The "cat house" that I worked on, the lower 16" of all the walls had been sprayed by the cats, so it is entirely possible that your baseboards got hit, which is why I recommended sealing at least the walls, but every wall, floor, ceiling, in the rooms affected by the cats. Again, drywall is porous and takes on odors, so sealing everything is a necessity.

The carpet will have to go because there is no way to get the odor out of it once the urine reaches the backing or the padding underneath. When you pull the carpet you're likely going to see the staining on the underside of it and possibly on the padding. In really bad situations you'll see staining all the way to the subfloor under the padding, but really, if it got to the carpet backing, even if the liquid urine didn't go any further, the odor has, which is why you have to completely seal the subfloor.

What I would recommend is to strip the carpet and pad out of the room and assess the situation. You might be able to treat the subfloor with something like Natures Miracle or other urine neutralizer, which will reduce the amount of sealing you have to do, but it never hurts to be over cautious about it. Seriously, what's $50 in materials if you redo the entire room and can still smell the urine?
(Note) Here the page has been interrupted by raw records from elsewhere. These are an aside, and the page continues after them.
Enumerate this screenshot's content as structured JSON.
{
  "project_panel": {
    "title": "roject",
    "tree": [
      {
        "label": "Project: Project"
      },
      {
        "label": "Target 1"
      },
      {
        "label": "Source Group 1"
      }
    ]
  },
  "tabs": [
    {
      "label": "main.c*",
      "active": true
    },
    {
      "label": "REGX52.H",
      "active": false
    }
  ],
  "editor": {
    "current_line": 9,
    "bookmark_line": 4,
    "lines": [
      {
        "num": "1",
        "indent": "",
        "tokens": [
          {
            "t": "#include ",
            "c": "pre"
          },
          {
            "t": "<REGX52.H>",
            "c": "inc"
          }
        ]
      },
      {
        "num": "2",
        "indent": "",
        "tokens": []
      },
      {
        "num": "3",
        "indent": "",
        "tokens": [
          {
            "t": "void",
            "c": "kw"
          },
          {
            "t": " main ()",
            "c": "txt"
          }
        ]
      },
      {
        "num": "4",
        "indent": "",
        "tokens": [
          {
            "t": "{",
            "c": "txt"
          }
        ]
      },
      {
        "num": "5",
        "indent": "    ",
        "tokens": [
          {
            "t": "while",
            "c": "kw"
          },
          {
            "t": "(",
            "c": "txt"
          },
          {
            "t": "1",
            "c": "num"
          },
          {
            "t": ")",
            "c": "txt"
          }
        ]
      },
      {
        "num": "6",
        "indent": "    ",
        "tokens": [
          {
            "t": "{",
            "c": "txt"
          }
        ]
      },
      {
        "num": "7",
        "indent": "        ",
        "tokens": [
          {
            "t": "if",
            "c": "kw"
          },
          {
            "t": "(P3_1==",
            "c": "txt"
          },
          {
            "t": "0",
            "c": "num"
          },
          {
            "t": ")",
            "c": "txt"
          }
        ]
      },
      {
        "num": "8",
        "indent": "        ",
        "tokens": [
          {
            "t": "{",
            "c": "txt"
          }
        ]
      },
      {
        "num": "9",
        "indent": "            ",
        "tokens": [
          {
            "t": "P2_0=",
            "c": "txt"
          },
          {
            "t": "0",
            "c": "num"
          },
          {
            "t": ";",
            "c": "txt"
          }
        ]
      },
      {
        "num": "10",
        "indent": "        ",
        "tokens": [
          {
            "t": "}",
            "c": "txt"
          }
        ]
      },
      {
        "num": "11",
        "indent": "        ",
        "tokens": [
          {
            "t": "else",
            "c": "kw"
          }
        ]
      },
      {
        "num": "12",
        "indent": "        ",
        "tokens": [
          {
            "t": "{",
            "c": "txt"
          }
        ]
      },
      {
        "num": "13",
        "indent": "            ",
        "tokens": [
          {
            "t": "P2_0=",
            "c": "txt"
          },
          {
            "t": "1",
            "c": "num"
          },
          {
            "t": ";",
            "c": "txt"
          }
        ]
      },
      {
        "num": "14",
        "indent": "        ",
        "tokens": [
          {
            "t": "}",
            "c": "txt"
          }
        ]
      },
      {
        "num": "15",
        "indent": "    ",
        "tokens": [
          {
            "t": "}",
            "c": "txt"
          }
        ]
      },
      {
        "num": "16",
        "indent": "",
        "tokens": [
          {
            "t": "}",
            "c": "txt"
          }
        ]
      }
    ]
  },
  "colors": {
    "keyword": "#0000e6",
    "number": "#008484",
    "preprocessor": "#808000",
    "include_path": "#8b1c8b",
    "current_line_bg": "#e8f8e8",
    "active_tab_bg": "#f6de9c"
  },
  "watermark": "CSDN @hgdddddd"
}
An extra coat or two of sealer will eliminate all the odors, better safe than sorry.